Loss of any kind can lead to grief. The suffering and pain felt comes in various dimensions, mostly at times when we least expect it. I have felt great loss in life, but never the most difficult one of all, the loss of my Mom. The harsh reality of this world we live in, is we will all suffer a loss.
I know with this experience, I must learn to heal, experience growth, pick up and move on with life. Experiencing this type of loss is something no one desires, but we all have the ability to rise above the pain, use our strength to climb to the other side of the pain.
As this is a difficult place to be, it is also an amazing place to be. This is a place of memories, healing and digging deep within and facing this journey of healing.
For two years my family was headed to this great loss of my Mom. No matter knowing ahead of time, and being blessed with the time up to her death, this is a significant loss.
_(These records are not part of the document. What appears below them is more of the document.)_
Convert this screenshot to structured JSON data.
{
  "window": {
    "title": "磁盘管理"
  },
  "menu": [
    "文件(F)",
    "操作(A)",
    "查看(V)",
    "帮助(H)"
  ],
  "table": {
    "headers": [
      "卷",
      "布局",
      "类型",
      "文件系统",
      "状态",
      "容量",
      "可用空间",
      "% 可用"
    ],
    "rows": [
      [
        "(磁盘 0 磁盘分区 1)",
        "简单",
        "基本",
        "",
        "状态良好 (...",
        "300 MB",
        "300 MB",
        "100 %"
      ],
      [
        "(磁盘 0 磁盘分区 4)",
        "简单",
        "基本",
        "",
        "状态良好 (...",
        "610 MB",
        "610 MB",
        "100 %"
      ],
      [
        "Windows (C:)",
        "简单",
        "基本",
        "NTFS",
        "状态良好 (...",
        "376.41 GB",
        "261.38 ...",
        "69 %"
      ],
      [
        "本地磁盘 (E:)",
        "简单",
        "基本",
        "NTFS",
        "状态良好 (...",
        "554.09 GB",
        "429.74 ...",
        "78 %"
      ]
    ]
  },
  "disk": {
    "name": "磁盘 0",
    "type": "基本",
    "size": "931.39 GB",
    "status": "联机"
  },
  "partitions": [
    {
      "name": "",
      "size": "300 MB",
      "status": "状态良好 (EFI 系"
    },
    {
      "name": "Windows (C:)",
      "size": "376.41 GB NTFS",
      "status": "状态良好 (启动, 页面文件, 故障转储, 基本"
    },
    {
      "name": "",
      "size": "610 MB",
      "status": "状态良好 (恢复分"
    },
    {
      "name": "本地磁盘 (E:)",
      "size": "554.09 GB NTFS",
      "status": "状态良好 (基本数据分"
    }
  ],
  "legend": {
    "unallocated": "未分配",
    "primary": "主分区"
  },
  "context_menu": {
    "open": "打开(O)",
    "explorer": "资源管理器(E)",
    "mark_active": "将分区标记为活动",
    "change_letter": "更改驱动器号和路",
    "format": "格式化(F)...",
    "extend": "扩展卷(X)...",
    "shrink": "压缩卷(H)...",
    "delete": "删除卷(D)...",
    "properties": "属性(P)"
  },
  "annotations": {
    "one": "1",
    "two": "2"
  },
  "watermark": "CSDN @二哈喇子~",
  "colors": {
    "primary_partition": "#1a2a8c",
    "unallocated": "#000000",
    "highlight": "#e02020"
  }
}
Healing is the gradual process that comes in time. Moving on and finding peace, but forever living with the memories helps the healing process and the large void in my heart. Learning to carry this pain without letting it hold me down, not giving in to unhealthy emotions and making a conscious effort to replace them with healthy ones is imperative. I also know this is what my mom would want.
It would be nice to have a laid out formula in place so when people deal with the loss of a loved one they could simply apply to find healing and have peace in their time of mourning, but that is not our reality. The healing journey is your journey, my journey and for each it will look different. I know it will take time and anyone reading this, it is on our time.
Acknowledge Thew Emotions of Pain and Grief
NO matter the unwarranted feelings, there is no cap on the range of emotions we get to feel while grieving. I am learning that the unexpected responses are normal. I understand that this is a process and the holistic experience of going from pain to peace, from anger to calm and from hurting to healing will happen.
I now have to navigate myself through a new normal. Even though begrudgingly, just getting through each day is a win. The intensity of the pain is real. When people say “it will be alright”, that is great, but right now, I am not alright. I have many firsts ahead of me. Valentines Day, my Birthday, our annual Spring Beach trip, Mother’s Day and so much more that I was blessed to always have with my Mom.
I own my grief. It is mine. I know it isn’t going to go away anytime soon. I know I will learn to live with it, but I also know I will turn it into a positive, because that is what Mom would have done.
Yes, I am a Life Coach, but this isn’t about my life coaching today, or how I can help you. This is just a blog on grief and dealing with something I haven’t had to deal with in my life, I lost my Grandparents early in life that I loved dearly, and I missed them, and I lost my brother to cancer and miss him, but this is my Mom.
I was blessed with an amazing relationship of a mother who loved me unconditionally no matter what life threw at us. Her memory, lessons, words of wisdom is forever embedded within me.
Thank you Mom. Thank you for being one of a kind. Thank you for loving me unconditionally, with no boundaries and giving everything you had emotionally as a mother, for setting goals and working hard and showing me so much more than I could ever write in words.
I forever Love and Adore you.
In Loving Memory
Jeanette Lee (Borer) Thrall
October 16, 1939-January 28, 2019
Becky Gentner/. Life Coach/ Fitness Coach/ Educator